5 Intriguing Animals To Photograph During Summer Months

Bears, elk or perhaps moose are wonderfully photogenic animals, yet experienced photographers tend to think outside the box when shooting wildlife.  Most birds have been captured, although rookie cameramen love finding that rare one to send into National Geographic to get their name out there.  For the middle of the road camera bearer, or slightly above novice picture snapper, we present five simply gorgeous animals that, with the right backdrop, could make an excellent photo shoot and send your career soaring northward.


Sonic has nothing on these needled beauties, who spend their winters sleeping off their rampant summer months – without once waking up.  Primitive to Asian, New Zealand and African terrains, the right backdrop could provide photographers an epic opportunity to capture nature’s hidden gem, provided one could get close enough to control shutter speed necessary for an effective shot.

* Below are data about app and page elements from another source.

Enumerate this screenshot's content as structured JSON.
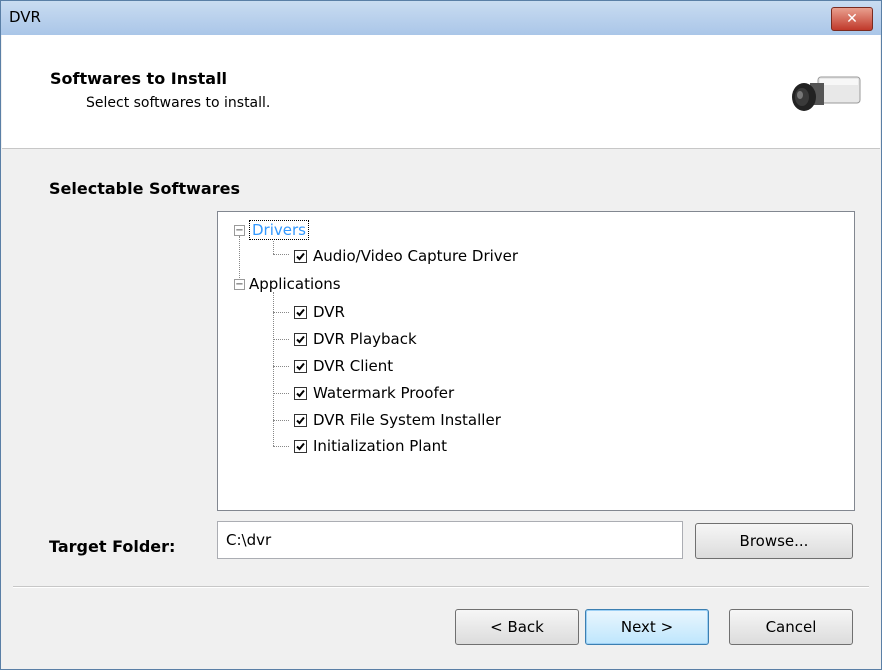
{
  "window": {
    "title": "DVR",
    "close_symbol": "✕"
  },
  "header": {
    "title": "Softwares to Install",
    "subtitle": "Select softwares to install."
  },
  "section": {
    "label": "Selectable Softwares"
  },
  "tree": {
    "groups": [
      {
        "label": "Drivers",
        "expander": "−",
        "selected": true,
        "items": [
          {
            "label": "Audio/Video Capture Driver",
            "checked": true
          }
        ]
      },
      {
        "label": "Applications",
        "expander": "−",
        "selected": false,
        "items": [
          {
            "label": "DVR",
            "checked": true
          },
          {
            "label": "DVR Playback",
            "checked": true
          },
          {
            "label": "DVR Client",
            "checked": true
          },
          {
            "label": "Watermark Proofer",
            "checked": true
          },
          {
            "label": "DVR File System Installer",
            "checked": true
          },
          {
            "label": "Initialization Plant",
            "checked": true
          }
        ]
      }
    ]
  },
  "target": {
    "label": "Target Folder:",
    "value": "C:\\dvr"
  },
  "buttons": {
    "browse": "Browse...",
    "back": "< Back",
    "next": "Next >",
    "cancel": "Cancel"
  },
  "colors": {
    "selection_text": "#3399ff",
    "default_button_border": "#3c7fb1"
  }
}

Their presence is limited since they’re known for hibernating for several long months; catch them while you can.


Nocturnal summer dwellers of North American, Asian and European territories, badgers aren’t afraid of bears, coyotes or even your sack lunch.  Numerous camera bearers pack their native areas to snap action photos of badgers who, from a distance, somewhat resemble skunks with their striped facial features.  While they’re comfortably feasting on main courses consisting of several hundred earthworms in underground setts, perhaps brave the underground and find them for your next photo spread.

Sockeye Salmon

Although normally salmon present mankind with a traditionally bluish-silver hue, hang around until these exciting fish, primitive to U.S. and Canadian territories, spawn.  Sure, photographers may treat the sockeye salmon as simply embarrassed when changing into their red and green spawning shade; this is simply their way of continually blending into the fresh waters during their skin shedding episodes.  Catch them frolicking in and out of waters for an even more breathtaking pictorial account of their existence.

Bird of Paradise

Avian action shots have always clamored experience from photographers, yet with the Bird of Paradise, even rookies can capture this beautiful flutterer, indigenous to Indian Ocean climates.  Unfortunately endangered due to feather and pelt popularity, these lovely male birds schmooze the ladies with dance, poses and shape shifts to ward off ‘skanky’ females.  Those who could freely travel to New Guinea could traverse the forest on any given warm day to find the Bird of Paradise.

Temminck’s Tragopan

Normally the bored hunter’s prized kill target, this pheasant features a red and multi-blue chest and stands proudly for cameramen in Southern Asia’s Tragopan area.  Another commonly extinct fowl, finding this bird roaming around shouldn’t prove problematic for aggressive photographers, although getting too close isn’t advised.  The bluish area on their frontals? It’s actually skin, not feathers.

In Closing: Tis The Season

Summertime creatures residing within our planetary confines present wonderful opportunities for savvy, or newbie, photography lovers seeking interesting waterfowl, avian or aquatic animal shots. Make sure you’re prepared for whatever challenges the backdrop – in this case, water or wilderness – presents.  Finally, always respect the critters’ domains since many have issues with extinction, and are guaranteed to be protected locally. And, if you're looking for the best places to capture animal photos, check out the top 5 locations.

About the Author

Roger Kowalewski is a freelance writer and photography buff from Indiana. You can follow him on Google+.